AIM OF THE EXERCISE:
Set down every entry exactly as given. Pictures are to be left out.

Interface dataset entries:
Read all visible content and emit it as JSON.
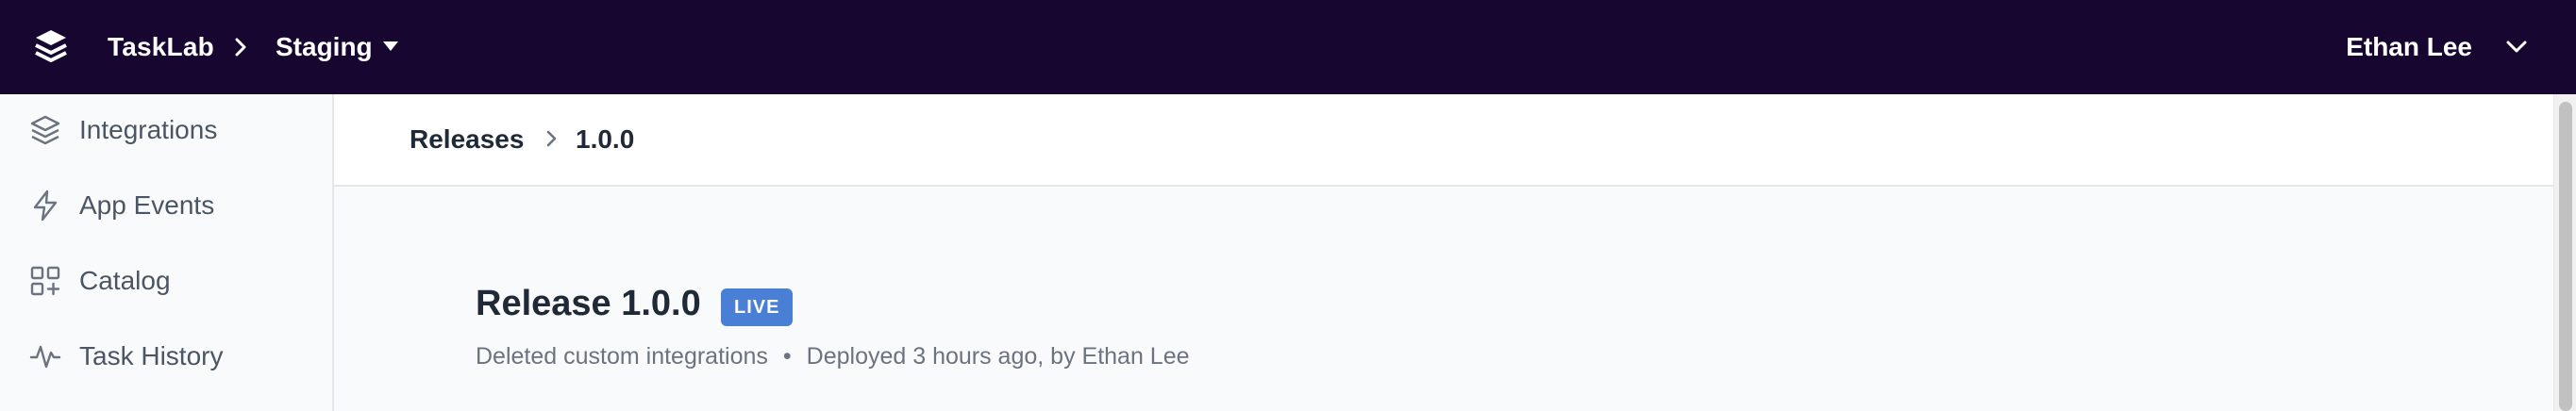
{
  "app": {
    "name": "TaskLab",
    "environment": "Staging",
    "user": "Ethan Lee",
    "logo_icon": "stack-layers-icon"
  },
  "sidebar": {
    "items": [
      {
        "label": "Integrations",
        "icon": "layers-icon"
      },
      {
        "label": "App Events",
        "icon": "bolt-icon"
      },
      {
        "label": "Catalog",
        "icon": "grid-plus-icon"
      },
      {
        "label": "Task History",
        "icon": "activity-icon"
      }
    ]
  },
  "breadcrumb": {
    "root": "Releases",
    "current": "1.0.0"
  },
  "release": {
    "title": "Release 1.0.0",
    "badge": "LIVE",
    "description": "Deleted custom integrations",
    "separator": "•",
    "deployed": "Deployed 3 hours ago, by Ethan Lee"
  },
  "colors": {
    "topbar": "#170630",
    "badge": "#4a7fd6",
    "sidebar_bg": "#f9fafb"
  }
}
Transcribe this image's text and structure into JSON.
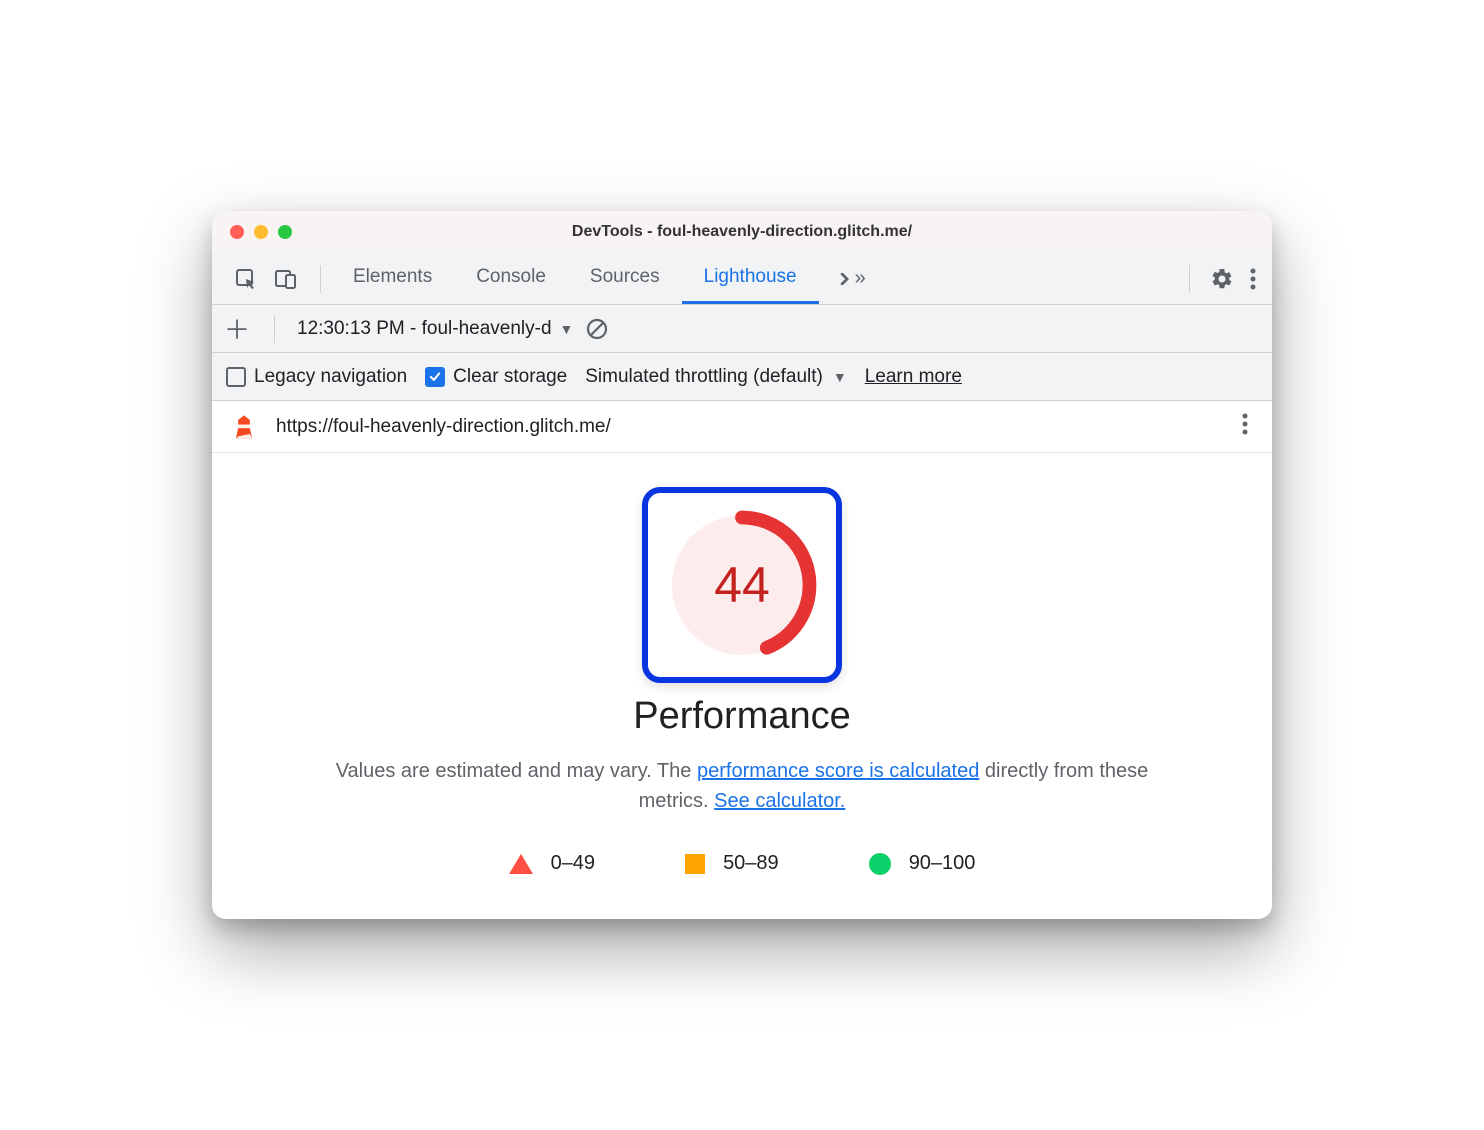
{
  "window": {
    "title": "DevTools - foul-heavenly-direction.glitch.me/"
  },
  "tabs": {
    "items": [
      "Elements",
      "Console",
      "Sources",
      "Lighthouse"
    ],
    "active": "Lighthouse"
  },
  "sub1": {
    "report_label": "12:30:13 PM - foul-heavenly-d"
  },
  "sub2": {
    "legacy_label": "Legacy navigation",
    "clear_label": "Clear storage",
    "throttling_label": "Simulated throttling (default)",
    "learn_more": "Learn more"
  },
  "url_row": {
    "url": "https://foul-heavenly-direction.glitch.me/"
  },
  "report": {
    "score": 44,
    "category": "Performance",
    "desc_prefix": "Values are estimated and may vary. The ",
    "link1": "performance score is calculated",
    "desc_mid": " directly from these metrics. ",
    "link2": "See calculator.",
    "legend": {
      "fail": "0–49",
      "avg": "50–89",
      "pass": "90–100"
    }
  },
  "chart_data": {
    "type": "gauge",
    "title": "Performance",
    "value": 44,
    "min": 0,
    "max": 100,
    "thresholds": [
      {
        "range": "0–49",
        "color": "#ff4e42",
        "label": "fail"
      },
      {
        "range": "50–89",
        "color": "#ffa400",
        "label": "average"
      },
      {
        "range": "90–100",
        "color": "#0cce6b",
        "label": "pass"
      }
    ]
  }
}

YOUR SOLUTION:
Read all visible content and emit it as JSON.
{
  "app": {
    "name": "TaskLab",
    "environment": "Staging",
    "user": "Ethan Lee",
    "logo_icon": "stack-layers-icon"
  },
  "sidebar": {
    "items": [
      {
        "label": "Integrations",
        "icon": "layers-icon"
      },
      {
        "label": "App Events",
        "icon": "bolt-icon"
      },
      {
        "label": "Catalog",
        "icon": "grid-plus-icon"
      },
      {
        "label": "Task History",
        "icon": "activity-icon"
      }
    ]
  },
  "breadcrumb": {
    "root": "Releases",
    "current": "1.0.0"
  },
  "release": {
    "title": "Release 1.0.0",
    "badge": "LIVE",
    "description": "Deleted custom integrations",
    "separator": "•",
    "deployed": "Deployed 3 hours ago, by Ethan Lee"
  },
  "colors": {
    "topbar": "#170630",
    "badge": "#4a7fd6",
    "sidebar_bg": "#f9fafb"
  }
}
Transcribe this image's text and structure into JSON.
{
  "window": {
    "title": "DevTools - foul-heavenly-direction.glitch.me/"
  },
  "tabs": {
    "items": [
      "Elements",
      "Console",
      "Sources",
      "Lighthouse"
    ],
    "active": "Lighthouse"
  },
  "sub1": {
    "report_label": "12:30:13 PM - foul-heavenly-d"
  },
  "sub2": {
    "legacy_label": "Legacy navigation",
    "clear_label": "Clear storage",
    "throttling_label": "Simulated throttling (default)",
    "learn_more": "Learn more"
  },
  "url_row": {
    "url": "https://foul-heavenly-direction.glitch.me/"
  },
  "report": {
    "score": 44,
    "category": "Performance",
    "desc_prefix": "Values are estimated and may vary. The ",
    "link1": "performance score is calculated",
    "desc_mid": " directly from these metrics. ",
    "link2": "See calculator.",
    "legend": {
      "fail": "0–49",
      "avg": "50–89",
      "pass": "90–100"
    }
  },
  "chart_data": {
    "type": "gauge",
    "title": "Performance",
    "value": 44,
    "min": 0,
    "max": 100,
    "thresholds": [
      {
        "range": "0–49",
        "color": "#ff4e42",
        "label": "fail"
      },
      {
        "range": "50–89",
        "color": "#ffa400",
        "label": "average"
      },
      {
        "range": "90–100",
        "color": "#0cce6b",
        "label": "pass"
      }
    ]
  }
}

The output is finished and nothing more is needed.